[App and web page records]

......

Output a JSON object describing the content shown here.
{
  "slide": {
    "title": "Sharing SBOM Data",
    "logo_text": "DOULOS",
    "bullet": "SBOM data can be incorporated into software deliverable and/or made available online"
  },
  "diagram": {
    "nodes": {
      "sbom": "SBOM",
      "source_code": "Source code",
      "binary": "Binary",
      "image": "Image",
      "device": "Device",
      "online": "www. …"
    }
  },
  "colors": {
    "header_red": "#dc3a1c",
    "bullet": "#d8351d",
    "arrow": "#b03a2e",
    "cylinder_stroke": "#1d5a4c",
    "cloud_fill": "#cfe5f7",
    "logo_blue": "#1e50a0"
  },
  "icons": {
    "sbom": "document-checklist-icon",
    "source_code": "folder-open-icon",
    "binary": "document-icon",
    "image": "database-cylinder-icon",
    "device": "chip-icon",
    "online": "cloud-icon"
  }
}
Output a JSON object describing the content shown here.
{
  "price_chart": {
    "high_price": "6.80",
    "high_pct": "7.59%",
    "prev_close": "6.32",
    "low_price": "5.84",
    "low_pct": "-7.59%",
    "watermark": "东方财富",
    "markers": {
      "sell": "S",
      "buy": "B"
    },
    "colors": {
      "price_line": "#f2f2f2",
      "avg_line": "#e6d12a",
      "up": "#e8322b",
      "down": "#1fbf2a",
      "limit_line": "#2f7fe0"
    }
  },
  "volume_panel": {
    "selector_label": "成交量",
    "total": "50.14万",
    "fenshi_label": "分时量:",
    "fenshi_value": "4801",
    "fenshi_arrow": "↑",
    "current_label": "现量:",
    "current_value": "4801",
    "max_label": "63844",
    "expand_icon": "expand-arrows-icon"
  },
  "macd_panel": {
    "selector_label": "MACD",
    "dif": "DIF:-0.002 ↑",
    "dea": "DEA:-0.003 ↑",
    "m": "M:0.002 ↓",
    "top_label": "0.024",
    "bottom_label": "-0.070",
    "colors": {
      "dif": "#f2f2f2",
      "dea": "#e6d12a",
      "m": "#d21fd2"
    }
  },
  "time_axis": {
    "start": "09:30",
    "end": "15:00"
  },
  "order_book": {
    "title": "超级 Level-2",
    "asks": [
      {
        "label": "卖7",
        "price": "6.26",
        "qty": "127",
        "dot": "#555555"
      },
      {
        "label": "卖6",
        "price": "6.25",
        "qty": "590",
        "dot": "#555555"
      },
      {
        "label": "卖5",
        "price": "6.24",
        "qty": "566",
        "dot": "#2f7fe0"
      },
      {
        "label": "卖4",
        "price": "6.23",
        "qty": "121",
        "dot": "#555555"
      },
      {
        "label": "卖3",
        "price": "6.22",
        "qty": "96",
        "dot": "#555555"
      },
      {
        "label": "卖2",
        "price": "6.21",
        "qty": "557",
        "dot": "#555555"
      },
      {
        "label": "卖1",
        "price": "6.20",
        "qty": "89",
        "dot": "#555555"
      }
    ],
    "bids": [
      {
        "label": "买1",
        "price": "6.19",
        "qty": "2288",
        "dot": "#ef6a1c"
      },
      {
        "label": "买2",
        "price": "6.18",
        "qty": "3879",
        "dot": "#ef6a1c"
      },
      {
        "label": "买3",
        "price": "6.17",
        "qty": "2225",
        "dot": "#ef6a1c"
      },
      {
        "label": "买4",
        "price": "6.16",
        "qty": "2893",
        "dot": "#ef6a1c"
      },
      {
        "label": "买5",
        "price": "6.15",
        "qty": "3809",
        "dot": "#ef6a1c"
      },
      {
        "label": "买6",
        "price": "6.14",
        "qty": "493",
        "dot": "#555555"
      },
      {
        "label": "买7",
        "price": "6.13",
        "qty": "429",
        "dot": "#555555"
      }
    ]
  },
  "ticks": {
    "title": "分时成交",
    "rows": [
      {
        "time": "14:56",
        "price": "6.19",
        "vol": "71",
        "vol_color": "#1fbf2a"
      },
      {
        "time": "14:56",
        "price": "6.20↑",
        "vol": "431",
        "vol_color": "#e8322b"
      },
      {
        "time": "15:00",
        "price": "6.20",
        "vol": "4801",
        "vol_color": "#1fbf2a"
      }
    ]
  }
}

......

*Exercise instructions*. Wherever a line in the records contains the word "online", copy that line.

*Exercise response*.
    "bullet": "SBOM data can be incorporated into software deliverable and/or made available online"
      "online": "www. …"
    "online": "cloud-icon"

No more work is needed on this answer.